> [Task details]
The answer is the set of lines that include "state", copied from the data below.

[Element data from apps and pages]

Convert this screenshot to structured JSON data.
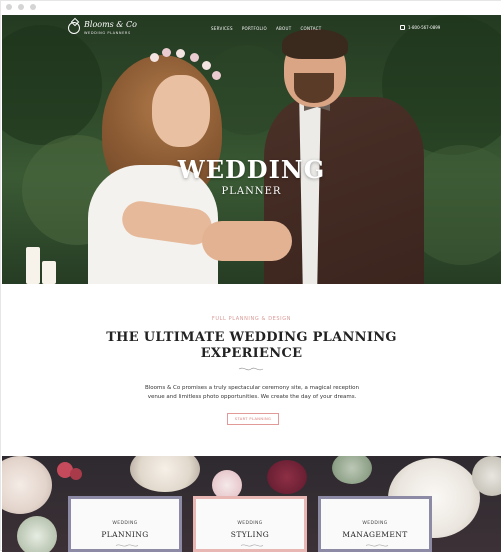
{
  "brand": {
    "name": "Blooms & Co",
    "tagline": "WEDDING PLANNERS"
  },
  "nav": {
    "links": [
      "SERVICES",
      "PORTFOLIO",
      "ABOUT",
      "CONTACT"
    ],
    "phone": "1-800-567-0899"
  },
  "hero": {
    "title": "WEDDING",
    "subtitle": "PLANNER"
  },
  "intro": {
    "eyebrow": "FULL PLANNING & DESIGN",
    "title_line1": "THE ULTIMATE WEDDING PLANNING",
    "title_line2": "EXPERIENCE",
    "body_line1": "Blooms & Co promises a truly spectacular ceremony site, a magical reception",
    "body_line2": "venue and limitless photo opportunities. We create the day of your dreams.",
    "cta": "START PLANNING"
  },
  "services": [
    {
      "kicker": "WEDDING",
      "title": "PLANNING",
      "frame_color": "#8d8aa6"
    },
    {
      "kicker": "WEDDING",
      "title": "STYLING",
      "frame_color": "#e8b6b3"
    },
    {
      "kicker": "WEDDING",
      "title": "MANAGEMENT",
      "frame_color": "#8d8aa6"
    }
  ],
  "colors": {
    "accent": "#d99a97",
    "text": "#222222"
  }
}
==
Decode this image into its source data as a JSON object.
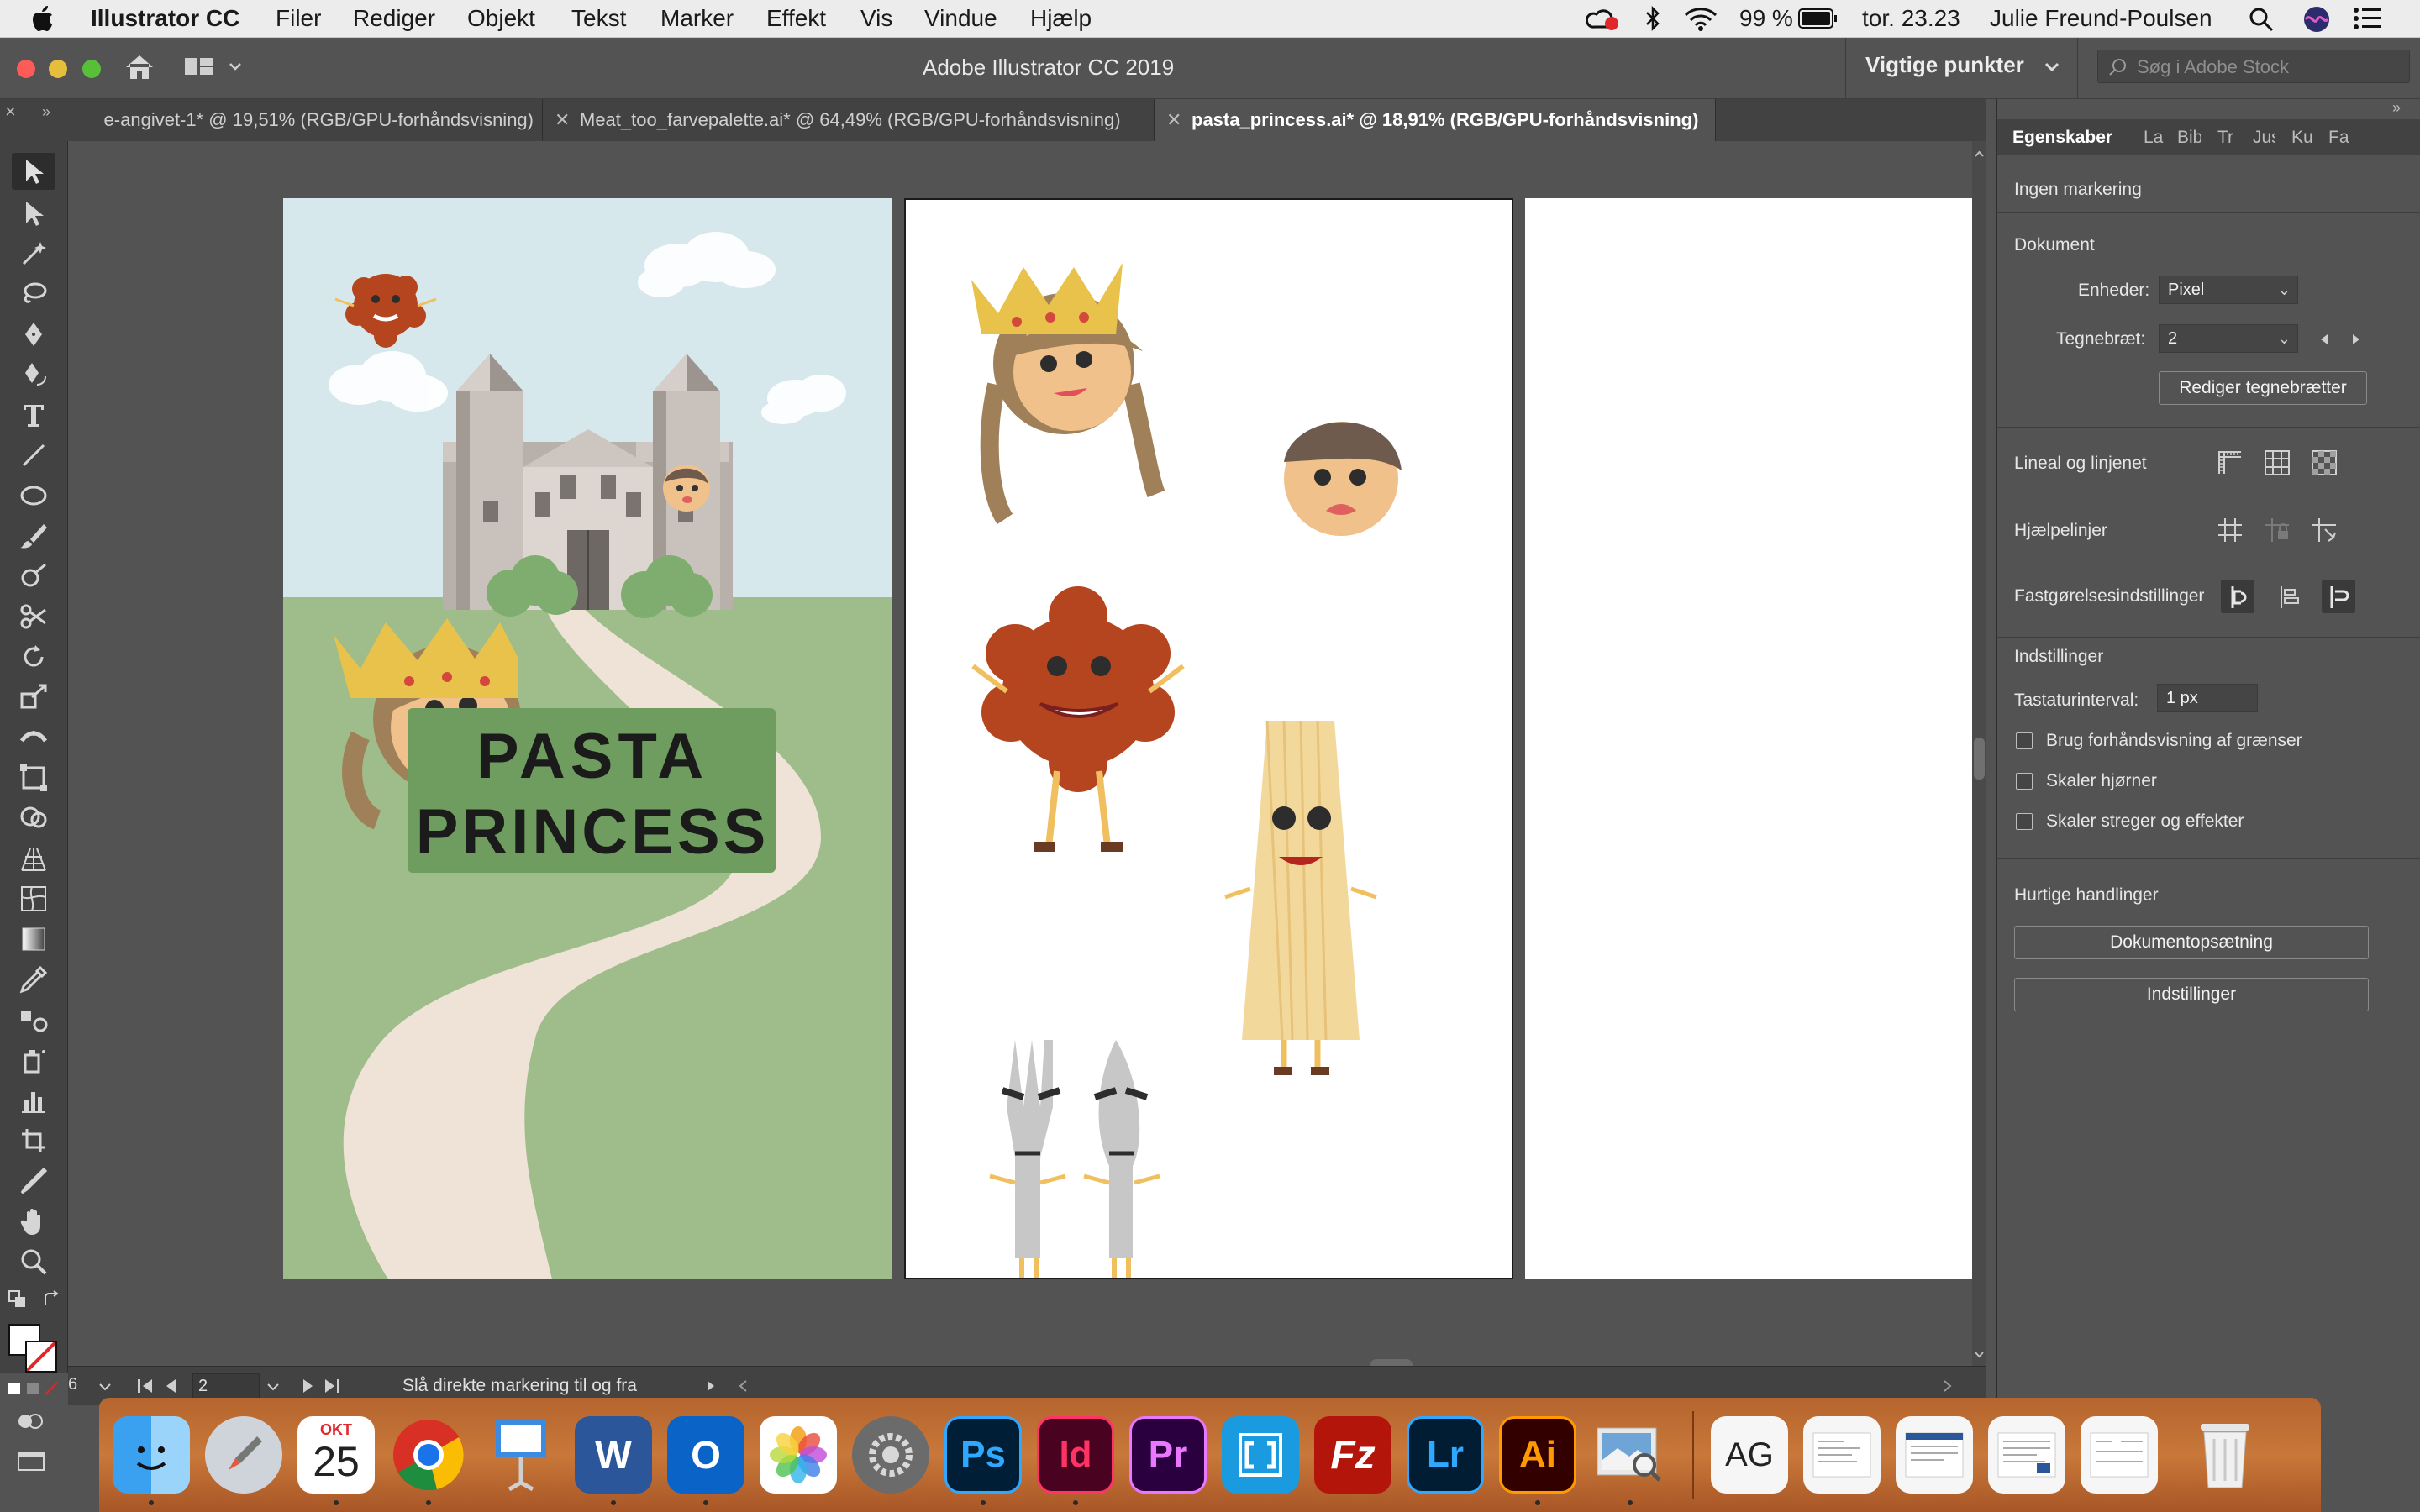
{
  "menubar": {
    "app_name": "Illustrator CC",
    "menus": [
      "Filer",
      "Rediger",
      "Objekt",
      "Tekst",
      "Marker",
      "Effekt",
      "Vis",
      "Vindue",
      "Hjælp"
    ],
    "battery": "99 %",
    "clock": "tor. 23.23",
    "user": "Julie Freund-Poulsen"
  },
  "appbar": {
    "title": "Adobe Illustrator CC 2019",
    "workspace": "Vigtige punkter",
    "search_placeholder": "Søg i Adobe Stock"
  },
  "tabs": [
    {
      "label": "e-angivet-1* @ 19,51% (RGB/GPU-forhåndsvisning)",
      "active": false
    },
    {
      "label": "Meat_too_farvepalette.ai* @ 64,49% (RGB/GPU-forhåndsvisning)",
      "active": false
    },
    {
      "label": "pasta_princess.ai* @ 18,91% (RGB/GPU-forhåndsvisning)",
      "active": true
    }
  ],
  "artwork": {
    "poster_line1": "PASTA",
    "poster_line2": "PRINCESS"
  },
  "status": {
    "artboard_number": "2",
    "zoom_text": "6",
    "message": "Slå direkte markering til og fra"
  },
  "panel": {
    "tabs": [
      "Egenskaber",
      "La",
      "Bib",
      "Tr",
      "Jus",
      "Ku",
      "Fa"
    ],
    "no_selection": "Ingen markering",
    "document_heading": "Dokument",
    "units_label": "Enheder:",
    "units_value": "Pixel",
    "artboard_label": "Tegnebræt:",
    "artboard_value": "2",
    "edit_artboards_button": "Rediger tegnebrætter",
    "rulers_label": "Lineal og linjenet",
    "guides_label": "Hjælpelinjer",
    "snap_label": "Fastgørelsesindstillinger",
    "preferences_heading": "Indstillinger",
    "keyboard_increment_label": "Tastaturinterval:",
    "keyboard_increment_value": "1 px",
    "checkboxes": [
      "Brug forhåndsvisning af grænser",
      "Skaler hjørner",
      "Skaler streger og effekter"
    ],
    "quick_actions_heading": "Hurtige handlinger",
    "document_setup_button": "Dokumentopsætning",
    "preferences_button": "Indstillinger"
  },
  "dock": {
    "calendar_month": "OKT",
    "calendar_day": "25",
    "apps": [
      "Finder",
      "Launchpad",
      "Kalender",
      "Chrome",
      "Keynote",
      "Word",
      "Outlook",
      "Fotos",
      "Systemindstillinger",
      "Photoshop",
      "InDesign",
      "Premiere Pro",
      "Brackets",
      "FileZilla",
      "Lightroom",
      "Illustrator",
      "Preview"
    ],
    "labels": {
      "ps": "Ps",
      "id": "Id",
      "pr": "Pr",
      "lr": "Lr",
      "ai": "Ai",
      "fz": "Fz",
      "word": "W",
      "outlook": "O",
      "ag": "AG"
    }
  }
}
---
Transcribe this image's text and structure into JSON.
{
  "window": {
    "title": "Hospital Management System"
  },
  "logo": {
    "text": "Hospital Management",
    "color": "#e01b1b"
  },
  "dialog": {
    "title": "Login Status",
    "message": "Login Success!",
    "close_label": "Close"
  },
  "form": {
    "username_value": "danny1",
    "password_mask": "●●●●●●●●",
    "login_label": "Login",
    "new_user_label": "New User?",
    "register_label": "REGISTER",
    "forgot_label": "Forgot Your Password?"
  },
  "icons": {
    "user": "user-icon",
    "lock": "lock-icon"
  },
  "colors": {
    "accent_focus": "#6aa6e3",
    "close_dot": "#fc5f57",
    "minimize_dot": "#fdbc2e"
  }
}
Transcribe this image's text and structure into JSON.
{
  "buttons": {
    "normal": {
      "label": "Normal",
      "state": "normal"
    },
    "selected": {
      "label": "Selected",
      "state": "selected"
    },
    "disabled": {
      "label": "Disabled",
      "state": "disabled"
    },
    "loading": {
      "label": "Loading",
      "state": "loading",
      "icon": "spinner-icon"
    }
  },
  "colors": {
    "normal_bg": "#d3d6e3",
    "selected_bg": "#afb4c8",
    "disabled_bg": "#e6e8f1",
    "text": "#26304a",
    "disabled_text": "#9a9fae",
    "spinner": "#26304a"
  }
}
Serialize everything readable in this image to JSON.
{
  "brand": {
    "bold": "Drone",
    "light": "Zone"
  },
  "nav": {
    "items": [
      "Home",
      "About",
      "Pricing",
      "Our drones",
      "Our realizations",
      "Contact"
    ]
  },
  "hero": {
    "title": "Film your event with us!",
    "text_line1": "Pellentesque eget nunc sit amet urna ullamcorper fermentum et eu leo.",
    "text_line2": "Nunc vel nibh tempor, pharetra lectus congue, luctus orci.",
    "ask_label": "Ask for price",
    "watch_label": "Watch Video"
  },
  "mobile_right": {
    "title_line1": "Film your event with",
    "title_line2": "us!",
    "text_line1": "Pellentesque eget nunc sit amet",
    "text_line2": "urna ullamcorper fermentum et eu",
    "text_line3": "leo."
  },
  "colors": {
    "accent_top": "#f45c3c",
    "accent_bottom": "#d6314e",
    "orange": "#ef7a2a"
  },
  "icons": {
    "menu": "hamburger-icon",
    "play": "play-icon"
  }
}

> [Response]
      "state": "normal"
      "state": "selected"
      "state": "disabled"
      "state": "loading",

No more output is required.